Work instructions: Pictures are to be left out, and the rest of the records reproduced exactly.

Source data:
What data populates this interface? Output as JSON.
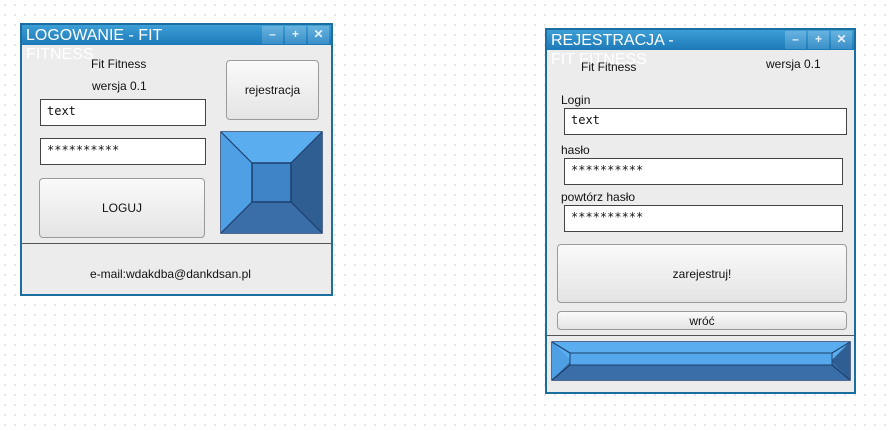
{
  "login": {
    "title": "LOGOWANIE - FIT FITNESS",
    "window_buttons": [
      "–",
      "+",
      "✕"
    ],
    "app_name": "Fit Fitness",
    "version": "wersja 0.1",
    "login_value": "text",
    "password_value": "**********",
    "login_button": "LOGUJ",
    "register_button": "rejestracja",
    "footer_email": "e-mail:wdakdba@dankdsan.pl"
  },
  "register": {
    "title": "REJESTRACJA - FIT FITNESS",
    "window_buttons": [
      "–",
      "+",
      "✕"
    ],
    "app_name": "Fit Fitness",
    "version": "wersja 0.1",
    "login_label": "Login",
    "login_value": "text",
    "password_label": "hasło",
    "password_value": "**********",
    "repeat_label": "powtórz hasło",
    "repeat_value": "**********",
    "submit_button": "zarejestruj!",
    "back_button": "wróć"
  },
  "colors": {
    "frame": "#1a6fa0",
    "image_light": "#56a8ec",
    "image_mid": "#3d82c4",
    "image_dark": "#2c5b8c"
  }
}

Your solution:
What data populates this interface? Output as JSON.
{
  "login": {
    "title": "LOGOWANIE - FIT FITNESS",
    "window_buttons": [
      "–",
      "+",
      "✕"
    ],
    "app_name": "Fit Fitness",
    "version": "wersja 0.1",
    "login_value": "text",
    "password_value": "**********",
    "login_button": "LOGUJ",
    "register_button": "rejestracja",
    "footer_email": "e-mail:wdakdba@dankdsan.pl"
  },
  "register": {
    "title": "REJESTRACJA - FIT FITNESS",
    "window_buttons": [
      "–",
      "+",
      "✕"
    ],
    "app_name": "Fit Fitness",
    "version": "wersja 0.1",
    "login_label": "Login",
    "login_value": "text",
    "password_label": "hasło",
    "password_value": "**********",
    "repeat_label": "powtórz hasło",
    "repeat_value": "**********",
    "submit_button": "zarejestruj!",
    "back_button": "wróć"
  },
  "colors": {
    "frame": "#1a6fa0",
    "image_light": "#56a8ec",
    "image_mid": "#3d82c4",
    "image_dark": "#2c5b8c"
  }
}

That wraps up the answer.